*** Data for this exercise ***

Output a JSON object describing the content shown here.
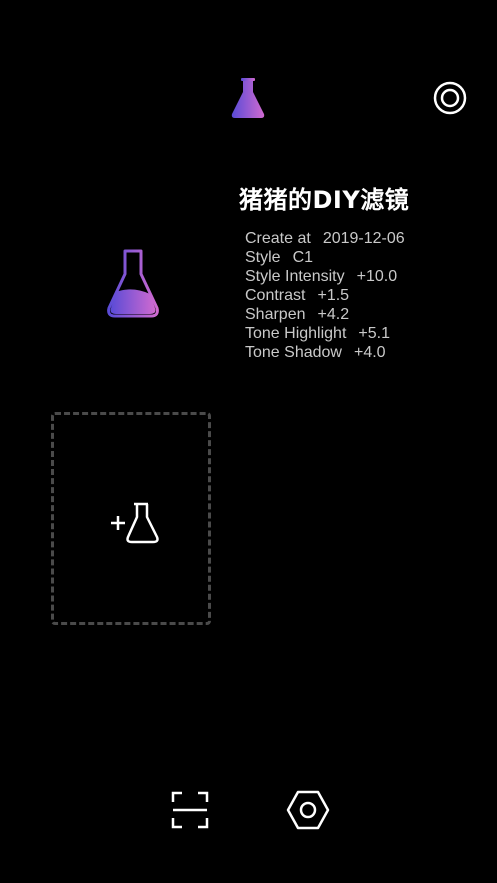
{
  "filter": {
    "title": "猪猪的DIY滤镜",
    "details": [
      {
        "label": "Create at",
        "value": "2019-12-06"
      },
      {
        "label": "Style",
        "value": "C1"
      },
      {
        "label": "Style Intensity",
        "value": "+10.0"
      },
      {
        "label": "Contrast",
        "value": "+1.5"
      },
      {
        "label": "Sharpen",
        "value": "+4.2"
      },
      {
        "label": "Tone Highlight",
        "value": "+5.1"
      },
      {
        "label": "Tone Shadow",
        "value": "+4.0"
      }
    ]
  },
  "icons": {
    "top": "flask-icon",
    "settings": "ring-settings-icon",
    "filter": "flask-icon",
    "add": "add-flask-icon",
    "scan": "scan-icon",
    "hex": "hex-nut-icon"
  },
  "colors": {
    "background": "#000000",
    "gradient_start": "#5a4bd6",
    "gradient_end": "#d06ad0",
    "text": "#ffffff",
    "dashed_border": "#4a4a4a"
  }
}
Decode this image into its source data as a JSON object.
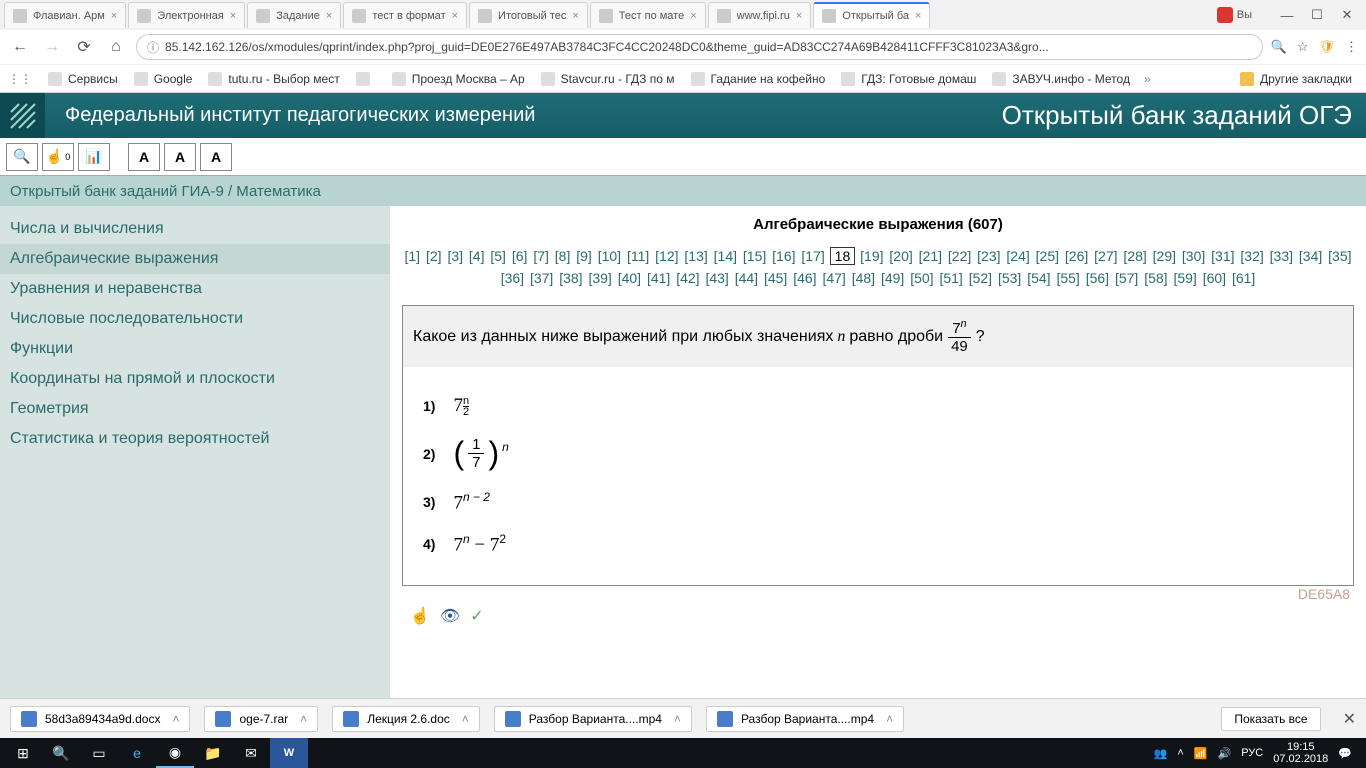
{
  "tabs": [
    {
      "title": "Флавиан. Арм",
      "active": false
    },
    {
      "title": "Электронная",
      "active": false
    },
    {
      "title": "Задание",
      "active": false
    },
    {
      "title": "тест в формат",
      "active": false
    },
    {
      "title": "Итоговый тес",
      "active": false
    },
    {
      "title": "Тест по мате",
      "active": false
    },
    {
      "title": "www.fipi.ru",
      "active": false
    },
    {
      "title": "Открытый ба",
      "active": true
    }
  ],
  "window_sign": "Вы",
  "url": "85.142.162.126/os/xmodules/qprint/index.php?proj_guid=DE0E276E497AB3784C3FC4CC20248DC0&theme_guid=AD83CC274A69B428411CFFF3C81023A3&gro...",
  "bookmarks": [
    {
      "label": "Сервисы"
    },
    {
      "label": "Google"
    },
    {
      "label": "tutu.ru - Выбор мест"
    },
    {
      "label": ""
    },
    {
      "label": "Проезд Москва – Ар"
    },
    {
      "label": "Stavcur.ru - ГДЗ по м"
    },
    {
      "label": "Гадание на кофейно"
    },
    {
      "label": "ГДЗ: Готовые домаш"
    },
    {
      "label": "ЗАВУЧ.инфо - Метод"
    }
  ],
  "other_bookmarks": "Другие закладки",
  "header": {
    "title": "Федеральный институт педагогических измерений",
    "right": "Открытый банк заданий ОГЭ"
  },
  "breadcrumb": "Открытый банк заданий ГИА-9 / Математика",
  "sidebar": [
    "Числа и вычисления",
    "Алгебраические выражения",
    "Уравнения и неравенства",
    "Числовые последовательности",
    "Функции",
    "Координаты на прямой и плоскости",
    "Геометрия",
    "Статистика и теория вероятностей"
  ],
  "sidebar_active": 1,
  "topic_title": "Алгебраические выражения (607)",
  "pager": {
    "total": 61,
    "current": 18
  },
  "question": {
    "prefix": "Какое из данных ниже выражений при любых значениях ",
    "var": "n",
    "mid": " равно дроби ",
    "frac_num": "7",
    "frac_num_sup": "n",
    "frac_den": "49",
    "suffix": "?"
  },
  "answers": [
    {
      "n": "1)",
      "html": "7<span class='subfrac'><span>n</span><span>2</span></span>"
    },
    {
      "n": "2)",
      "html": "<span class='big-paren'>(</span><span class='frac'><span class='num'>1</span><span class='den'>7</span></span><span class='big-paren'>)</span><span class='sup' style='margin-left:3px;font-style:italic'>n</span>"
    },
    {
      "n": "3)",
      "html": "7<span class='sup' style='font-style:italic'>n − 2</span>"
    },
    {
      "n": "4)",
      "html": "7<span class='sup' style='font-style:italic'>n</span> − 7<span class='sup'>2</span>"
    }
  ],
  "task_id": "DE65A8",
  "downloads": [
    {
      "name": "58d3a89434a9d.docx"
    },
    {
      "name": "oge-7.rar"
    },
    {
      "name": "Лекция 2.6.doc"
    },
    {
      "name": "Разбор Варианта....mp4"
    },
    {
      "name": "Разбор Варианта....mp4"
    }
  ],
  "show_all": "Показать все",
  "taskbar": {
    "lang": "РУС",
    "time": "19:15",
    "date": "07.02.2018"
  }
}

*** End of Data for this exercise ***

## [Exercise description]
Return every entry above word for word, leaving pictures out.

## [Answer]
Output a JSON object describing the content shown here.
{
  "filter": {
    "title": "猪猪的DIY滤镜",
    "details": [
      {
        "label": "Create at",
        "value": "2019-12-06"
      },
      {
        "label": "Style",
        "value": "C1"
      },
      {
        "label": "Style Intensity",
        "value": "+10.0"
      },
      {
        "label": "Contrast",
        "value": "+1.5"
      },
      {
        "label": "Sharpen",
        "value": "+4.2"
      },
      {
        "label": "Tone Highlight",
        "value": "+5.1"
      },
      {
        "label": "Tone Shadow",
        "value": "+4.0"
      }
    ]
  },
  "icons": {
    "top": "flask-icon",
    "settings": "ring-settings-icon",
    "filter": "flask-icon",
    "add": "add-flask-icon",
    "scan": "scan-icon",
    "hex": "hex-nut-icon"
  },
  "colors": {
    "background": "#000000",
    "gradient_start": "#5a4bd6",
    "gradient_end": "#d06ad0",
    "text": "#ffffff",
    "dashed_border": "#4a4a4a"
  }
}
Decode this image into its source data as a JSON object.
{
  "tabs": [
    {
      "title": "Флавиан. Арм",
      "active": false
    },
    {
      "title": "Электронная",
      "active": false
    },
    {
      "title": "Задание",
      "active": false
    },
    {
      "title": "тест в формат",
      "active": false
    },
    {
      "title": "Итоговый тес",
      "active": false
    },
    {
      "title": "Тест по мате",
      "active": false
    },
    {
      "title": "www.fipi.ru",
      "active": false
    },
    {
      "title": "Открытый ба",
      "active": true
    }
  ],
  "window_sign": "Вы",
  "url": "85.142.162.126/os/xmodules/qprint/index.php?proj_guid=DE0E276E497AB3784C3FC4CC20248DC0&theme_guid=AD83CC274A69B428411CFFF3C81023A3&gro...",
  "bookmarks": [
    {
      "label": "Сервисы"
    },
    {
      "label": "Google"
    },
    {
      "label": "tutu.ru - Выбор мест"
    },
    {
      "label": ""
    },
    {
      "label": "Проезд Москва – Ар"
    },
    {
      "label": "Stavcur.ru - ГДЗ по м"
    },
    {
      "label": "Гадание на кофейно"
    },
    {
      "label": "ГДЗ: Готовые домаш"
    },
    {
      "label": "ЗАВУЧ.инфо - Метод"
    }
  ],
  "other_bookmarks": "Другие закладки",
  "header": {
    "title": "Федеральный институт педагогических измерений",
    "right": "Открытый банк заданий ОГЭ"
  },
  "breadcrumb": "Открытый банк заданий ГИА-9 / Математика",
  "sidebar": [
    "Числа и вычисления",
    "Алгебраические выражения",
    "Уравнения и неравенства",
    "Числовые последовательности",
    "Функции",
    "Координаты на прямой и плоскости",
    "Геометрия",
    "Статистика и теория вероятностей"
  ],
  "sidebar_active": 1,
  "topic_title": "Алгебраические выражения (607)",
  "pager": {
    "total": 61,
    "current": 18
  },
  "question": {
    "prefix": "Какое из данных ниже выражений при любых значениях ",
    "var": "n",
    "mid": " равно дроби ",
    "frac_num": "7",
    "frac_num_sup": "n",
    "frac_den": "49",
    "suffix": "?"
  },
  "answers": [
    {
      "n": "1)",
      "html": "7<span class='subfrac'><span>n</span><span>2</span></span>"
    },
    {
      "n": "2)",
      "html": "<span class='big-paren'>(</span><span class='frac'><span class='num'>1</span><span class='den'>7</span></span><span class='big-paren'>)</span><span class='sup' style='margin-left:3px;font-style:italic'>n</span>"
    },
    {
      "n": "3)",
      "html": "7<span class='sup' style='font-style:italic'>n − 2</span>"
    },
    {
      "n": "4)",
      "html": "7<span class='sup' style='font-style:italic'>n</span> − 7<span class='sup'>2</span>"
    }
  ],
  "task_id": "DE65A8",
  "downloads": [
    {
      "name": "58d3a89434a9d.docx"
    },
    {
      "name": "oge-7.rar"
    },
    {
      "name": "Лекция 2.6.doc"
    },
    {
      "name": "Разбор Варианта....mp4"
    },
    {
      "name": "Разбор Варианта....mp4"
    }
  ],
  "show_all": "Показать все",
  "taskbar": {
    "lang": "РУС",
    "time": "19:15",
    "date": "07.02.2018"
  }
}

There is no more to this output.